Sen. John KennedyJohn Neely KennedyMORE (R-La.), emerging from a closed-door lunch Wednesday, signaled that Republicans were running out of options, telling reporters, “Everybody knows how they’re going to vote. I don’t think the president’s going to win this one.”

But underscoring the level of concern among Republicans, a group of GOP senators, including Sen. Lindsey GrahamLindsey Olin GrahamGraham asks colleagues to support call for China to close wet markets Justice IG pours fuel on looming fight over FISA court Trump says he's considering restricting travel to coronavirus 'hot spots' MORE (S.C.), went to the White House on Wednesday night and tried to pitch Trump, unsuccessfully, on an escape hatch that would let them avoid handing him an embarrassing defeat over the border wall.

Graham told reporters that when Trump asked him if his veto would be sustained, "I said yeah overwhelmingly." 

"I said, 'let's sit down, look at this one point of money see if we can find a way forward in October,' but he feels like his commitment to build the wall was moving forward," Graham said. 

Republicans were crucially able to keep the number of "yes" votes below 67, the number needed to override a veto. Though a challenge to Trump’s veto is expected to die in the House, having roughly 20 GOP senators break with the president would have set up an embarrassing setback that would spark new questions about his hold on the caucus.

Senate Majority Leader Mitch McConnellAddison (Mitch) Mitchell McConnellDemocrats press Trump, GOP for funding for mail-in ballots Top GOP lawmakers push back on need for special oversight committee for coronavirus aid Stocks move little after record-breaking unemployment claims MORE (R-Ky.) has made no secret of the fact that Trump’s emergency declaration has sparked fierce, lengthy discussions within the caucus. But he urged his caucus to support Trump, arguing that there was a “border security and humanitarian crisis on the southern border.”

“It’s no secret I take the Senate as an institution extremely seriously. I take the separation of powers extremely seriously. And I take Congress’s prerogative over appropriations extremely seriously. But — as I argued yesterday in the context of the Yemen resolution — the Senate should not be in the business of misusing specific resolutions to express opinions on more general matters,” McConnell said.

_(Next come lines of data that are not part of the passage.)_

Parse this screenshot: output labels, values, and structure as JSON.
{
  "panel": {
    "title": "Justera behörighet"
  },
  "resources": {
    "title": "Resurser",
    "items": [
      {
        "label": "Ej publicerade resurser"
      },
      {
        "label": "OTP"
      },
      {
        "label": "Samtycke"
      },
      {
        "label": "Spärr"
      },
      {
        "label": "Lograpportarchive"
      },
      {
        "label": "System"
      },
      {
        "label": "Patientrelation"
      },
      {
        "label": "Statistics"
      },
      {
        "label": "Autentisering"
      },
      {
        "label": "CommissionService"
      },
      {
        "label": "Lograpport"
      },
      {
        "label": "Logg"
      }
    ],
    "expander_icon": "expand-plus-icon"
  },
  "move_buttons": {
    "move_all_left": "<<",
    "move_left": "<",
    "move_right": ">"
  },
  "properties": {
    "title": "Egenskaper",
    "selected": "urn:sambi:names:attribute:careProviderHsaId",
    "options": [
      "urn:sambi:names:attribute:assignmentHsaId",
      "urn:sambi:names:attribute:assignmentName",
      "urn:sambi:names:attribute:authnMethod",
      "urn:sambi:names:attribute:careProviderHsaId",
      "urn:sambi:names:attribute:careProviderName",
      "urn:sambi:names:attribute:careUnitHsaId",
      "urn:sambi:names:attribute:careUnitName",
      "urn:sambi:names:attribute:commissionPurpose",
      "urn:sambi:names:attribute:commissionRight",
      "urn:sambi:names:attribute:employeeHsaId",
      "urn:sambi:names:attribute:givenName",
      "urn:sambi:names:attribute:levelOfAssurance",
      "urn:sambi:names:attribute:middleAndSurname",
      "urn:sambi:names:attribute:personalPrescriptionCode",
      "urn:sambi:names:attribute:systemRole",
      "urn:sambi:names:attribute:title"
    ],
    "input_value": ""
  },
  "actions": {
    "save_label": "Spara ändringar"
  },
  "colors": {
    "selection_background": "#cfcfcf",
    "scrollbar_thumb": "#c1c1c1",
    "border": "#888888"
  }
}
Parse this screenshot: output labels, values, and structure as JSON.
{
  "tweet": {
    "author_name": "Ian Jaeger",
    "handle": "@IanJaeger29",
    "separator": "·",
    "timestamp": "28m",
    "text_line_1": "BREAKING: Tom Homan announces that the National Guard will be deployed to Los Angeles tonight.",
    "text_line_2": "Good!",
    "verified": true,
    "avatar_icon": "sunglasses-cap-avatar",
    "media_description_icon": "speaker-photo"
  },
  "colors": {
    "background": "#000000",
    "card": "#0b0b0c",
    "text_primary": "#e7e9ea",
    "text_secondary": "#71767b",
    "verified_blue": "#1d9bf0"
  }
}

Sen. Tom CottonThomas (Tom) Bryant CottonTrump's ambitious infrastructure vision faces Senate GOP roadblock  GOP lawmaker touts bill prohibiting purchases of drugs made in China Wisconsin Republican says US must not rely on China for critical supplies MORE (R-Ark.), a close ally of Trump’s, also knocked Democrats for their “howls of outrage” against the White House.

“We have reached a moment of crisis, but it’s not a constitutional crisis. It’s a crisis at the border, a crisis of American sovereignty. When hundreds of thousands of foreigners arrive at the southern border and demand entry, that’s not migration. That's an emergency,” he said.

But Trump’s allies were unable to sway enough Republicans. Only four GOP "yes" votes were needed with all 47 Democrats voting for the resolution. Democrats, speaking from the floor ahead of the vote, characterized it as one of the most consequential they have taken and urged GOP senators to buck Trump.

Senate Minority Leader Charles SchumerCharles (Chuck) Ellis SchumerDemocrats press Trump, GOP for funding for mail-in ballots Schumer doubles down in call for Trump to name coronavirus supply czar Trump lashes out at Schumer over call for supply czar MORE (D-N.Y.) said Thursday's vote could be “more difficult” for Republicans given Trump’s penchant for “threatening, bullying or publicly castigating members of his own party.”

“But I would say to them, I would say to every Republican: There are times when loyalty to America, to our Constitution, to our principles, to what has made this country great should lead members to rise above, rise to the occasion,” he said. “I hope, I pray this moment is one of those times.”

—Updated at 3:20 p.m.